SAIL Room - 111 Levin Building
Department of Psychology
Propositioning Euclid in The Quad: From shapes in the world to shapes in the mind
Formal geometry lies at the foundation of millennia of human achievements in domains such as mathematics, art, and architecture. For as long as formal geometry has shaped society, great thinkers have sought its origins in our unique human mind, our experience of the external world, or our human culture. While formal geometry’s propositions rely on abstract entities like dimensionless points and infinitely long lines, the points and lines of our external world all have dimension and are finite. How, then, do humans arrive at idealized representations that can never be represented as such in the external world? In this talk, I will address this perennial question by linking uniquely human geometric intuitions to the basic spatial sensitivities shared by humans and animals alike for exploring the external world. I will broaden the scope of this investigation to ask how geometric formalisms might have been ignited in the first geometers like Euclid and how they might be reignited in the minds of our children, those future geometers — mathematicians, artists, and architects — we send to school every day.

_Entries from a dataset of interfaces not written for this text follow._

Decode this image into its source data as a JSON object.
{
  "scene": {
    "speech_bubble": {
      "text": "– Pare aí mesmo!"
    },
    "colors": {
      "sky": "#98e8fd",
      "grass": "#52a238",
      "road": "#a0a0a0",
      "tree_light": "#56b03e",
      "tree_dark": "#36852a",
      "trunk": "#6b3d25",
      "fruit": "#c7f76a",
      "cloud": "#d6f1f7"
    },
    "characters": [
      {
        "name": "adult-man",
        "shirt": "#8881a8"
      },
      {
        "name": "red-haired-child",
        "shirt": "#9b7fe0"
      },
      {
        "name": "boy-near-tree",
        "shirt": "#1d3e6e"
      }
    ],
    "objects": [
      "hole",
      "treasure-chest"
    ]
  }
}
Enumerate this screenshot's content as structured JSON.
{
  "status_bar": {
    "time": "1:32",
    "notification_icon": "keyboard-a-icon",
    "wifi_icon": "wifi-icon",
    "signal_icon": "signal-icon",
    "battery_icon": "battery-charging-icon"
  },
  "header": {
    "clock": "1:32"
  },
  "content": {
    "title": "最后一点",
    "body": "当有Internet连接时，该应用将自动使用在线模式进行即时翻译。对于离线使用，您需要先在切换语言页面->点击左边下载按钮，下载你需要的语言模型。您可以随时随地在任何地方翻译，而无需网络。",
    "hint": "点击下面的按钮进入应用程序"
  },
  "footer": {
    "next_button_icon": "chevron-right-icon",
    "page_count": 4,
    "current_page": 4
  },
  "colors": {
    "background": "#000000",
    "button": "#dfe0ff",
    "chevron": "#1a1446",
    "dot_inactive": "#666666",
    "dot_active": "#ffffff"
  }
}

The talk will begin at 12:00pm. A pizza lunch will be served at 11:45am.